Top New York Librarian Arrested for Driving Drunk in Reverse

By Mike

Librarians, particularly older and more established ones, don’t seem like the most likely culprits for a DUI arrest. A recent DUI incident in New York City, however, challenges this unfair assumption, and serves as a reminder that drunk driving is not solely an activity for the young and foolish.

According to the New York Post, Dr. Anthony Marx, the president of the New York Public Library system, was recently arrested after running his car in reverse into a sanitation truck.

Sources indicate that Marx put his 2009 Audi A4, which is registered to the library, into reverse in order to avoid a roadblock that was needed to block cars from the route of this year’s New York City Marathon.

The 52-year-old librarian narrowly avoided one truck before striking the truck that got him into trouble. The accident occurred in East Harlem around mid-afternoon.

When police officers arrived at the scene, they smelled alcohol and suspected that Marx was not sober, and administered a blood alcohol test. When he took the test, which was given about an hour after his arrest, Marx blew a .19, which is twice the legal limit of .08.

In a statement released to local media outlets, Marx was very contrite, saying that he deeply regretted “embarrassment caused to my family and to the New York Public Library.”

After his arrest, Marx was charged with an aggravated DWI (in some states, “driving while intoxicated” replaces the more common charge of “driving under the influence”) and was released without bail following a court appearance.

Sources indicate that the driver of the sanitation truck that Marx hit was able and willing to offer testimony, and he shared his story with the New York Post after the accident.

The driver, sanitation worker Franklin Hernandez, says that he jumped out of his truck after it was hit, placed his hands in front of Marx, and demanded that he stop moving. This plea apparently convinced Marx to stay in place.

Shortly after the accident, police officers who were providing security for the marathon arrived at the scene. Franklin claims that they were there only minutes after the accident.

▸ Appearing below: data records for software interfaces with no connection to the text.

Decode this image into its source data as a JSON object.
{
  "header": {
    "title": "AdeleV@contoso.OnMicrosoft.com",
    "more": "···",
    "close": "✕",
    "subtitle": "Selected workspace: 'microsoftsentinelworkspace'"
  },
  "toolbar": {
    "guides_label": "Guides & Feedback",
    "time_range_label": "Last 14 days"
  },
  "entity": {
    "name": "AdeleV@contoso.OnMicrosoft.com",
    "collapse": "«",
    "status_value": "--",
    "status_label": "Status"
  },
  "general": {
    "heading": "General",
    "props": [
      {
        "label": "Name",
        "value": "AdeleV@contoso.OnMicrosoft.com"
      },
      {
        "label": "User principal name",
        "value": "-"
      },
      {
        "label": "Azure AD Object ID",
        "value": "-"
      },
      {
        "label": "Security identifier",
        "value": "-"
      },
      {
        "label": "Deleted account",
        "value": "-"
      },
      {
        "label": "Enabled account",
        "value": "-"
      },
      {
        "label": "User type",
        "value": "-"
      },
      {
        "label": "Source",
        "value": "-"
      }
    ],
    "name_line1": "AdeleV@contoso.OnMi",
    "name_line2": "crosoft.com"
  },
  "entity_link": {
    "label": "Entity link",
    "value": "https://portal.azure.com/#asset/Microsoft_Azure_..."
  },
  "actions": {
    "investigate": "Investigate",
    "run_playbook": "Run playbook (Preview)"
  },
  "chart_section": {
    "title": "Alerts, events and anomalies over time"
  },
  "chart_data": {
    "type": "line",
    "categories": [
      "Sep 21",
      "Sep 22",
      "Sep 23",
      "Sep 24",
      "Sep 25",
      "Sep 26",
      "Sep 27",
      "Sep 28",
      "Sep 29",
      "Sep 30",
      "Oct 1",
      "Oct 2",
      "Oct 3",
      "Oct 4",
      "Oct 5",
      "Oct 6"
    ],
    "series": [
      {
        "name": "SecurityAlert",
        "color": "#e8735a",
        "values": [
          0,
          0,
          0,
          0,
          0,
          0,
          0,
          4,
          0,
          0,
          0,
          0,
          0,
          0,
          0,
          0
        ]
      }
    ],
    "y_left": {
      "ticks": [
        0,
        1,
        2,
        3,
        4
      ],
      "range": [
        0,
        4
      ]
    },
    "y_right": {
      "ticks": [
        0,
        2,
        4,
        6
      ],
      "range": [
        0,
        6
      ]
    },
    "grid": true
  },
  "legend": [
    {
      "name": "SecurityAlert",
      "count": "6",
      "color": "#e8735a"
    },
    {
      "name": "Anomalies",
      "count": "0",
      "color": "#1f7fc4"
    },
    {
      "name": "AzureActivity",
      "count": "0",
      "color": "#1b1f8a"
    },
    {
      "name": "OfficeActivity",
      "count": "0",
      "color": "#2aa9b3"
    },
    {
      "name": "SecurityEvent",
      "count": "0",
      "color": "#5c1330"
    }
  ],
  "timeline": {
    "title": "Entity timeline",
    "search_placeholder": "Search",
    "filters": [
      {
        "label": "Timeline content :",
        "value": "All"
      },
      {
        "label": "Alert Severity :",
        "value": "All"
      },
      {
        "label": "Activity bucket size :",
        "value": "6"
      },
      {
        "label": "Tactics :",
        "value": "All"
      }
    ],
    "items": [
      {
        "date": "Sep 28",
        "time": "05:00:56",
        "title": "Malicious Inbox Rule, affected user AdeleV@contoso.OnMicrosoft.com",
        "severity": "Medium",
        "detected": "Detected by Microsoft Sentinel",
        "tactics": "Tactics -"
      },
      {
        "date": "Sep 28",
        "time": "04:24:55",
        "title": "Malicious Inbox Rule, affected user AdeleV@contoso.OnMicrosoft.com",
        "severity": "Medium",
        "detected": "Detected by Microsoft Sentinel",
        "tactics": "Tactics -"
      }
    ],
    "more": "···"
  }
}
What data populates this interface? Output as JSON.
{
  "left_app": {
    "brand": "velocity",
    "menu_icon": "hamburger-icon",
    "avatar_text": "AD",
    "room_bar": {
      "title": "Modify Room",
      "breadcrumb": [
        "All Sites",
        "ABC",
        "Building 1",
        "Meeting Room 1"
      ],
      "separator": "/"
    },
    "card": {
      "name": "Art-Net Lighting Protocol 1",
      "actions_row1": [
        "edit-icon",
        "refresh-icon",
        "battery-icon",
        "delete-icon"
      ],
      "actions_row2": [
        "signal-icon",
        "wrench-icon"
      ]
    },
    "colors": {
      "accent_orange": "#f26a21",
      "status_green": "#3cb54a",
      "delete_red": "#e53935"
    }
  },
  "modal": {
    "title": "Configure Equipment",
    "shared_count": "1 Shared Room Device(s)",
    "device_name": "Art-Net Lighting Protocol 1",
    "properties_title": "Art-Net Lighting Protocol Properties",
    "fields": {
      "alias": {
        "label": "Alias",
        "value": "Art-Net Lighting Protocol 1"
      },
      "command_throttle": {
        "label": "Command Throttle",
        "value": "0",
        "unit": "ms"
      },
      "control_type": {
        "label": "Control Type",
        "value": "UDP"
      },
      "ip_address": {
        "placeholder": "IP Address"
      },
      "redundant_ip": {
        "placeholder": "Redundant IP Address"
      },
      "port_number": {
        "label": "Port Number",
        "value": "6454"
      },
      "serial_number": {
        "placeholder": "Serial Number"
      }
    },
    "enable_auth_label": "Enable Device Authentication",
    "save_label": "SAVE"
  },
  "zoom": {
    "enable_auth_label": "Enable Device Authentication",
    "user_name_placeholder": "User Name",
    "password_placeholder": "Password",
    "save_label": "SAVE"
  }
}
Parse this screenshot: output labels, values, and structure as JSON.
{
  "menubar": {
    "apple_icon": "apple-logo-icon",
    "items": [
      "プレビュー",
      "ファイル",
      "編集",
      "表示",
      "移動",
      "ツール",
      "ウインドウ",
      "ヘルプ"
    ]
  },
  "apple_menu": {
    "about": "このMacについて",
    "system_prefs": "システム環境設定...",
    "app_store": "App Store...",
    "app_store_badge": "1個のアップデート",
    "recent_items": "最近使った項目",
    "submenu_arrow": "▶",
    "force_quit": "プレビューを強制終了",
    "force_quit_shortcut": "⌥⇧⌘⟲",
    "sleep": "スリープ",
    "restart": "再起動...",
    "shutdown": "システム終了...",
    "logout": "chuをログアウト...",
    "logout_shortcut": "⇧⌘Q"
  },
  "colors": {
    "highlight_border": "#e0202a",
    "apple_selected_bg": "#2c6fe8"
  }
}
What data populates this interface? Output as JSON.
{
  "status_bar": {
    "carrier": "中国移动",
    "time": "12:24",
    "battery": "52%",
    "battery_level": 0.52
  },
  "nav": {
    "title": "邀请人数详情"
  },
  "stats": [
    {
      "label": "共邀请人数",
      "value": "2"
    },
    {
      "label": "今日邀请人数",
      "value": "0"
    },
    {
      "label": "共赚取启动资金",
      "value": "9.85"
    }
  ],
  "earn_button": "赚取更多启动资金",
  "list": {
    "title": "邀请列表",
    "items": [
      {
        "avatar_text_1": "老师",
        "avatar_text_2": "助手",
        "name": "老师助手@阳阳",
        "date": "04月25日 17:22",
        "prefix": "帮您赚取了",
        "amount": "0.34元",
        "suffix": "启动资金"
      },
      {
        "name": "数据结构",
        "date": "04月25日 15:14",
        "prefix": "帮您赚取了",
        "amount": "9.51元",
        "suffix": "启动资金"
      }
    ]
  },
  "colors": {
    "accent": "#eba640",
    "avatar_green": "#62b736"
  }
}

According to Franklin, Marx had to remain handcuffed in his car for up to an hour, as police had no route out of the street until the marathon was over. Once it was over, they took Marx to the precinct headquarters and administered the blood alcohol test.

This incident offers a valuable lesson about the dangers of drunk driving. DUI arrests can strike anyone, regardless of their age or social position.

DUI arrests may be a misdemeanor or a felony, and they sometimes result in jail time, lost licenses, or hefty fines. Factors that judges consider when delivering punishments for DUI offenders include prior driving history and past alcohol-related arrests.